“[MacArthur] spoke recklessly and said something to the general effect that when we lost the next war, and an American boy, lying in the mud with an enemy bayonet through his belly and an enemy foot on his dying throat, spat out his last curse, ‘I wanted the name not to be MacArthur, but Roosevelt.’ After the outburst, MacArthur on the spot offered his resignation as Army chief of staff, but Roosevelt refused.” – U.S. Soldiers Beware: Tell The Truth And Get Fired

Neither Mitchell nor MacArthur was charged with insubordination. Mitchell was court marshaled under the 96th article of war—a catch-all for neglecting good order and discipline. There were no formal charges against MacArthur. MacArthur was simply fired by the president; a president, Truman, who was about as renowned for his military expertise as Joe Biden for his. (Afghanistan, China and beyond: Eisenhower’s Domino Theory revisited)

Now, Lt. Colonel Stuart Scheller, U.S.M.C. (Semper Fi Colonel) has been cast into the mold of Alfred Dreyfus.

Thrown in jail and held like a Taliban terrorist in Gitmo. (The Pentagon purge begins: US Marine Lt. Col. Scheller thrown in the brig)

Insubordination was the cry from the apostates of honor who wore the uniform against Mitchell and MacArthur. The apostates, rather than risk their careers wept for themselves like craven toadies who cared only for themselves. All were mostly supported by the politics of the same Washington elite and blind-to-history as the crowd there today.

Insofar as MacArthur was concerned, as to his superiors, the Chinese carried the day there. Oh, that pesky irony.

Today 47 generals wear four stars (wear, not necessarily earned) at, as Paul Harvey once referred to it “That five-sided temple to Mars,” The Pentagon.

They command approximately 1,2 million troops. At the height of WWII, John Marshall had seven who wore (and had earned) four, all commanding approximately 12 million.

Numbers and nonsense seldom can lie successfully.

Now today’s commanders of “legions,” most of whom have more decorations than Eisenhower, Patton, and Nimitz combined speak, before the Senate Armed Services Committee, about their superior, Joe Biden. To cover their behinds, and, lawfully, they cast the blame for the Afghan exit-disaster on him.

However, Mitchell and MacArthur were not separated from service nor were they thrown in the brig as Colonel Scheller.
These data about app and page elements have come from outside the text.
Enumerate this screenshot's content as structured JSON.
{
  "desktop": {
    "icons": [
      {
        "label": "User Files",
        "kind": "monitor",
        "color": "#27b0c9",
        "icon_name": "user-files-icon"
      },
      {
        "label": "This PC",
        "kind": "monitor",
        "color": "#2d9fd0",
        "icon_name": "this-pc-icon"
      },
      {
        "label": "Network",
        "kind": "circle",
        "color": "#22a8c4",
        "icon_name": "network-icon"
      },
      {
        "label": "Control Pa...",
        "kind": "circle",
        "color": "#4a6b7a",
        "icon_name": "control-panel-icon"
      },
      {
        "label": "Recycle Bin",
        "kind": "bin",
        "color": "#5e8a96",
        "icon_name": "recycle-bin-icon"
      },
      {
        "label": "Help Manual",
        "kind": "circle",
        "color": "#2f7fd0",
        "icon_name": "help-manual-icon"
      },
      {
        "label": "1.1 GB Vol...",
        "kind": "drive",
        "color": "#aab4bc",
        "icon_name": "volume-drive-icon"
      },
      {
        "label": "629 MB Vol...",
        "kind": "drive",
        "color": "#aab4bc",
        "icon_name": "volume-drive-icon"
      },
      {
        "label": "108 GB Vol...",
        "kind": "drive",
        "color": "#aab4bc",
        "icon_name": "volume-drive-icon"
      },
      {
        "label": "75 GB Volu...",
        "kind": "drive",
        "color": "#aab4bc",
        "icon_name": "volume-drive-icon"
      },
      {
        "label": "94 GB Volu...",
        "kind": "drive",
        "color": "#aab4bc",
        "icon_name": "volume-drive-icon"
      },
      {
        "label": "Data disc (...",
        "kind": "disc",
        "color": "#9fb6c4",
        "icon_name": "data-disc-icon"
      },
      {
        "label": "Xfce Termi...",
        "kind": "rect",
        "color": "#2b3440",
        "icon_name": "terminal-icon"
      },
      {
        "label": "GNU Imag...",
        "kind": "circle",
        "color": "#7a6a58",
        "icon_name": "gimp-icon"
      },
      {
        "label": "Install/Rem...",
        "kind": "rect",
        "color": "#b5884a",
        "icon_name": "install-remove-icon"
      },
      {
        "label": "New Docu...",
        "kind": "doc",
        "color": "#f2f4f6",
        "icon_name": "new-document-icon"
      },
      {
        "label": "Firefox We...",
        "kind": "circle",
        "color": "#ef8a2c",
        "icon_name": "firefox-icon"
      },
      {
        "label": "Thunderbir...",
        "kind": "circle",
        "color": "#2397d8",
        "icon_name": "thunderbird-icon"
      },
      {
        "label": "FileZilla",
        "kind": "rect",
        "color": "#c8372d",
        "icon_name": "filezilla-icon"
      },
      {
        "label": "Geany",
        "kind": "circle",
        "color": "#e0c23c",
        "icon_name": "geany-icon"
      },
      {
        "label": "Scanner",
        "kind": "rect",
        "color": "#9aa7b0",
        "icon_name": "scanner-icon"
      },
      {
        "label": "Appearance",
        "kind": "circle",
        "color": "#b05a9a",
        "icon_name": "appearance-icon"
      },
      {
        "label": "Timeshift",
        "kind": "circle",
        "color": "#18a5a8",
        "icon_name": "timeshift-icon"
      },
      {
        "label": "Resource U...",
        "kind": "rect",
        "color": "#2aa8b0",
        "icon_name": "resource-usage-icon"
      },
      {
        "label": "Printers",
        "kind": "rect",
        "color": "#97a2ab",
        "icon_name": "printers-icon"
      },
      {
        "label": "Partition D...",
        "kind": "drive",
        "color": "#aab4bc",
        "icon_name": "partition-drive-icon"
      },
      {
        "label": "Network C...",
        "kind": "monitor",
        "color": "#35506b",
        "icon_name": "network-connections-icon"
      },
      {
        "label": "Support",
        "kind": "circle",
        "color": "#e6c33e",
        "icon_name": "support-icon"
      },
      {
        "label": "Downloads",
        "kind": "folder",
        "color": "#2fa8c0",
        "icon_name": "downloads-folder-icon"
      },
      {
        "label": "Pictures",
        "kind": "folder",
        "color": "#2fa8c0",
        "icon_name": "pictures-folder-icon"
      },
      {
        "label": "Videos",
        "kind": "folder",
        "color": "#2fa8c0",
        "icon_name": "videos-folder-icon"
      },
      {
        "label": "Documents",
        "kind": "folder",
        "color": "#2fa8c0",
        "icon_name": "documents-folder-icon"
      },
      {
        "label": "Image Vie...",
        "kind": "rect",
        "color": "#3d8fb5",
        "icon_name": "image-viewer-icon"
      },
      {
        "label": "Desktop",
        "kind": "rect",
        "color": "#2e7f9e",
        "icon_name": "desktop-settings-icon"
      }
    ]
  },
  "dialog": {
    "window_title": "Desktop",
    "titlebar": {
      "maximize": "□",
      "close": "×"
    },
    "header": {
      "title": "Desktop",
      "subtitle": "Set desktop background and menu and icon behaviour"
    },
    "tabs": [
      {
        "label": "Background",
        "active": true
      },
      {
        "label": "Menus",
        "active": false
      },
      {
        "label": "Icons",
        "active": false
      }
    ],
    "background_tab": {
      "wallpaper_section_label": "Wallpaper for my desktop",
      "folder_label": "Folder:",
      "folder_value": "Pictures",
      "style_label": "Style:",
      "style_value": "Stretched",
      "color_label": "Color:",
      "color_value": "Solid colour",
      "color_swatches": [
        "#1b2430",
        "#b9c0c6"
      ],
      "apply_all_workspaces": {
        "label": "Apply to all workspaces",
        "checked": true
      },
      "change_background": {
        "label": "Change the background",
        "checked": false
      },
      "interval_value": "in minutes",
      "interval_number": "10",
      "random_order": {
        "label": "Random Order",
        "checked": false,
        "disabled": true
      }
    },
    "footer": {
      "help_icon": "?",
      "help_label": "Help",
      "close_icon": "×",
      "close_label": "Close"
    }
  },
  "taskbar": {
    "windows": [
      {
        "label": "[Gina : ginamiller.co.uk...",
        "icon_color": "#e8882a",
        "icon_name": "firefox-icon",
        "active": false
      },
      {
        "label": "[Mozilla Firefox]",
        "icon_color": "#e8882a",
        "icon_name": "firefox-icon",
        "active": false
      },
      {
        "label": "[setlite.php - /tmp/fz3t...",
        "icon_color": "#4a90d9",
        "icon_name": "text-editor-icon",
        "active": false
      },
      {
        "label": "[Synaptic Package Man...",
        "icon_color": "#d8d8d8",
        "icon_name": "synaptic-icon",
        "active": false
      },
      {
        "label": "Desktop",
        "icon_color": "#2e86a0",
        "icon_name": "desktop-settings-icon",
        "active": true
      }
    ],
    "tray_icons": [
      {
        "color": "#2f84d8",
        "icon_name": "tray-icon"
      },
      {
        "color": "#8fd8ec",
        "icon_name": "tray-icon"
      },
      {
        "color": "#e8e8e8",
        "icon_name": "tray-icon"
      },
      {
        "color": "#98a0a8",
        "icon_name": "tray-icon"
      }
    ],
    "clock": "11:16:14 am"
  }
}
Senator Marsha Blackburn summed up what millions feel when she told the “intrepid” trio of McKenzie, Milley, and Austin that most of the American people (and troops) do not believe they have their backs. They cannot arrest her.

They certainly have not had Colonel Scheller’s back except to put a well-bureaucratic-placed dagger in it.

The colonel’s only “crime” was to demand accountability for the monstrously mad exit from Afghanistan. An exit which certainly caused the slaughter of 11 marines, a navy corpsman, and an army soldier. Inept decisions from above the Lt. Colonel were so striking, it would have been dishonorable for him to not demand some explanation.

Many, many years ago when I was in the Marine Corps, I never personally knew of a bad officer. There probably were some, as is the case in any outfit or organization. However, I never met or was commanded by one.

As a modest qualifier, I will say, some would raise their voice on occasion. But then they weren’t familiar with present-day political correctness.

However, it is a triumph to political correctness, cowardice, and Washington buffoonery that a fine and courageous officer like Lt. Colonel Stuart Scheller is stripped of his service denied a career retirement and thrown in jail.

If this is the military we have to depend on, then keep your own guns locked and loaded. The Chinese, the Taliban all the illegal aliens in the world will just come walking in otherwise. You better watch your own back.

God bless Colonel Scheller. God **** Washington and the Pentagon!


Paul H. Yarbrough

Born in Mississippi, now calling Texas home, Paul H. Yarbrough is bringing his writing talents to the political arena. Yarbrough has completed three novels. He is also the humorist behind the weekly column, Redneck Diary.